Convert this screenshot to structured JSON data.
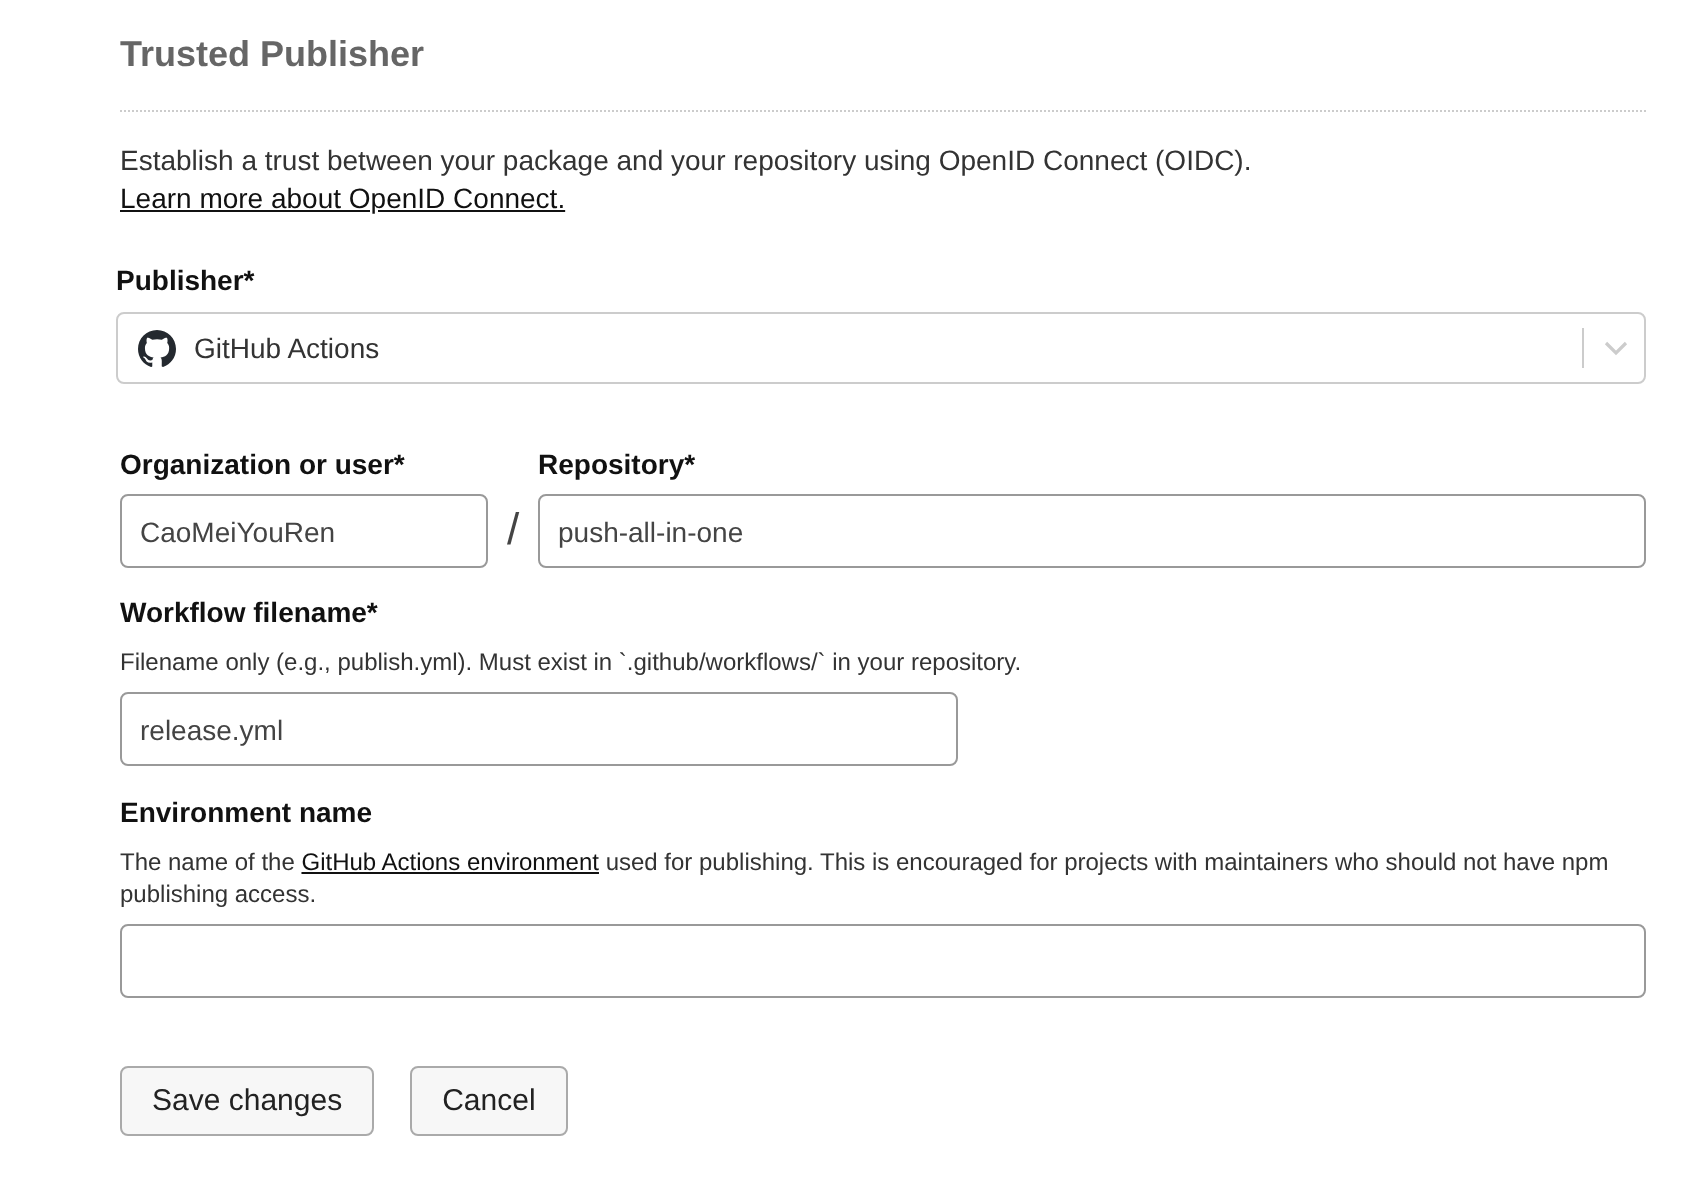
{
  "section": {
    "title": "Trusted Publisher"
  },
  "intro": {
    "text": "Establish a trust between your package and your repository using OpenID Connect (OIDC).",
    "link": "Learn more about OpenID Connect."
  },
  "publisher": {
    "label": "Publisher*",
    "value": "GitHub Actions"
  },
  "organization": {
    "label": "Organization or user*",
    "value": "CaoMeiYouRen"
  },
  "separator": "/",
  "repository": {
    "label": "Repository*",
    "value": "push-all-in-one"
  },
  "workflow": {
    "label": "Workflow filename*",
    "help": "Filename only (e.g., publish.yml). Must exist in `.github/workflows/` in your repository.",
    "value": "release.yml"
  },
  "environment": {
    "label": "Environment name",
    "help_before": "The name of the ",
    "help_link": "GitHub Actions environment",
    "help_after": " used for publishing. This is encouraged for projects with maintainers who should not have npm publishing access."
  },
  "buttons": [
    "Save changes",
    "Cancel"
  ]
}
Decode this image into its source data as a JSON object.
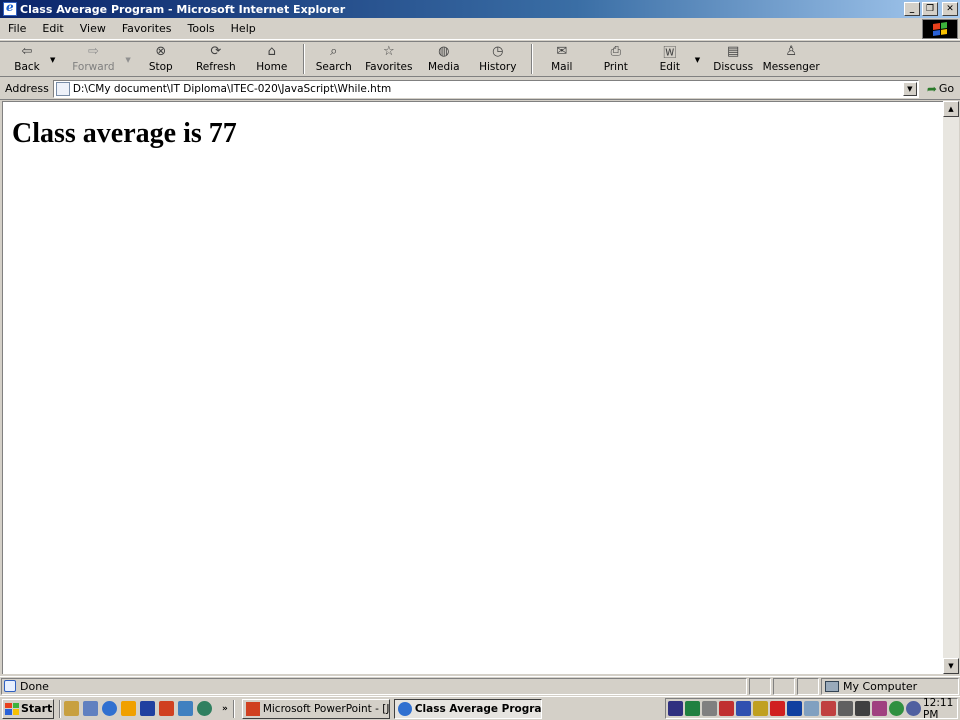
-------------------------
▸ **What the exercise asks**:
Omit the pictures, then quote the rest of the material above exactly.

▸ **Solution to this problem**:
Convert this screenshot to structured JSON data.
{
  "section": {
    "title": "Trusted Publisher"
  },
  "intro": {
    "text": "Establish a trust between your package and your repository using OpenID Connect (OIDC).",
    "link": "Learn more about OpenID Connect."
  },
  "publisher": {
    "label": "Publisher*",
    "value": "GitHub Actions"
  },
  "organization": {
    "label": "Organization or user*",
    "value": "CaoMeiYouRen"
  },
  "separator": "/",
  "repository": {
    "label": "Repository*",
    "value": "push-all-in-one"
  },
  "workflow": {
    "label": "Workflow filename*",
    "help": "Filename only (e.g., publish.yml). Must exist in `.github/workflows/` in your repository.",
    "value": "release.yml"
  },
  "environment": {
    "label": "Environment name",
    "help_before": "The name of the ",
    "help_link": "GitHub Actions environment",
    "help_after": " used for publishing. This is encouraged for projects with maintainers who should not have npm publishing access."
  },
  "buttons": [
    "Save changes",
    "Cancel"
  ]
}
Decode this image into its source data as a JSON object.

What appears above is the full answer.